Steeped in history and lined with beautiful beaches.
Its spectacular interior, ancient towns, historic private villas and stretches of deserted coastline make Rhodes truly special. No surprise then that it has long been a favourite with writers, artists and film directors.
Most of the sandiest beaches lie along the island’s north-eastern coast, between Rhodes Town and Lindos. The former remains one of the finest medieval towns in Europe. The latter appears like a brushstroke of white on a parched hillside dominated by a towering acropolis, with sugar-cube houses tumbling down below it towards an aquamarine bay. Lindos is a town that has launched a thousand postcards.
In the 1960s and ’70s, before it was discovered by mass tourism, Lindos was the haunt of artists and writers, monied drop-outs and rock musicians. They came for the climate, the retsina, the low prices and the supposedly simple way of life.

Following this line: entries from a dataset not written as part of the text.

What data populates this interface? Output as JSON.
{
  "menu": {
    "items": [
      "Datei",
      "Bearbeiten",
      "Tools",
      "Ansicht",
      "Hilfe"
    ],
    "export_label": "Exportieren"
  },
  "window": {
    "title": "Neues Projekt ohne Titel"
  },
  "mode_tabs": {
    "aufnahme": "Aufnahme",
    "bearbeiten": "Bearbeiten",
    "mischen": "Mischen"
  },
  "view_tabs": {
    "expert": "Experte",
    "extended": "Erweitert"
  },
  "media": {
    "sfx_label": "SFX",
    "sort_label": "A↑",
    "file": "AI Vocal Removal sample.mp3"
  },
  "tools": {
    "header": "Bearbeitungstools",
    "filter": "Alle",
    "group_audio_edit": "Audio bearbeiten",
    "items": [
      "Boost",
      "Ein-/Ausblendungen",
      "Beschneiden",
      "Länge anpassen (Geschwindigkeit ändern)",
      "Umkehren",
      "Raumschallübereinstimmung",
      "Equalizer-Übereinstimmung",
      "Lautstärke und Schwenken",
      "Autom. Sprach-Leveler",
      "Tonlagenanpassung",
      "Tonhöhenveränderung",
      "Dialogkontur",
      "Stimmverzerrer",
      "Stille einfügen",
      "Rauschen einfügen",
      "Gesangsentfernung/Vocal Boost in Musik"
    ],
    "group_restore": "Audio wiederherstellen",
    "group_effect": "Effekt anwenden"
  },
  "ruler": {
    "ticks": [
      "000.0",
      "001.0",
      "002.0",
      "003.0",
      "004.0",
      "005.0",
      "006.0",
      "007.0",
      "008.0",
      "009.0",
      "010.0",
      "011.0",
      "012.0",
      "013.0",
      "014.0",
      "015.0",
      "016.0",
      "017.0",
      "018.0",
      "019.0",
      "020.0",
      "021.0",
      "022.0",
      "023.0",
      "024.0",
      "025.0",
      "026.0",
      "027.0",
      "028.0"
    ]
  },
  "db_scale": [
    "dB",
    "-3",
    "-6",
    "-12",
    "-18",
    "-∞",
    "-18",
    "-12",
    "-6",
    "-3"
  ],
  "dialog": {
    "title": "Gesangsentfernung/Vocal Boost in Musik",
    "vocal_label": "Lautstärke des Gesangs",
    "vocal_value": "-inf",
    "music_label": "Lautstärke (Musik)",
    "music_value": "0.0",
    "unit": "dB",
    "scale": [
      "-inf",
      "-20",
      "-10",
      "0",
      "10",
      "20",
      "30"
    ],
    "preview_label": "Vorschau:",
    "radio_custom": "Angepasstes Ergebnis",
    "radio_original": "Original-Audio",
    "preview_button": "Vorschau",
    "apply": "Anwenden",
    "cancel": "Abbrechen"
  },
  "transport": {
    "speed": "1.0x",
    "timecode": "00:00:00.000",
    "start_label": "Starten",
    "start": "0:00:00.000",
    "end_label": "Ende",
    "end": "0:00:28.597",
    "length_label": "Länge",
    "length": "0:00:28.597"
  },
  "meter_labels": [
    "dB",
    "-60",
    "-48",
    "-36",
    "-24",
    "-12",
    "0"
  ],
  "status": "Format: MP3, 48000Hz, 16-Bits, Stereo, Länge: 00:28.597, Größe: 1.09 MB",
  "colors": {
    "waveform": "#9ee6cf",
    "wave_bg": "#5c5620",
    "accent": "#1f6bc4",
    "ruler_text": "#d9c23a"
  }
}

They were also drawn by the captains’ houses. These elaborate village mansions were built by merchant ship owners in the 17th and 18th centuries. They are the Tudor manor houses of Rhodian traditional architecture: complex and highly elaborate villas, each with a choklakia (black-and-white pebble mosaic) courtyard leading into one large room with a raised bed platform at one or both ends, hedged by a warren of smaller rooms, steps and roof terraces. We are pleased to say that little has changed in these beautiful houses today.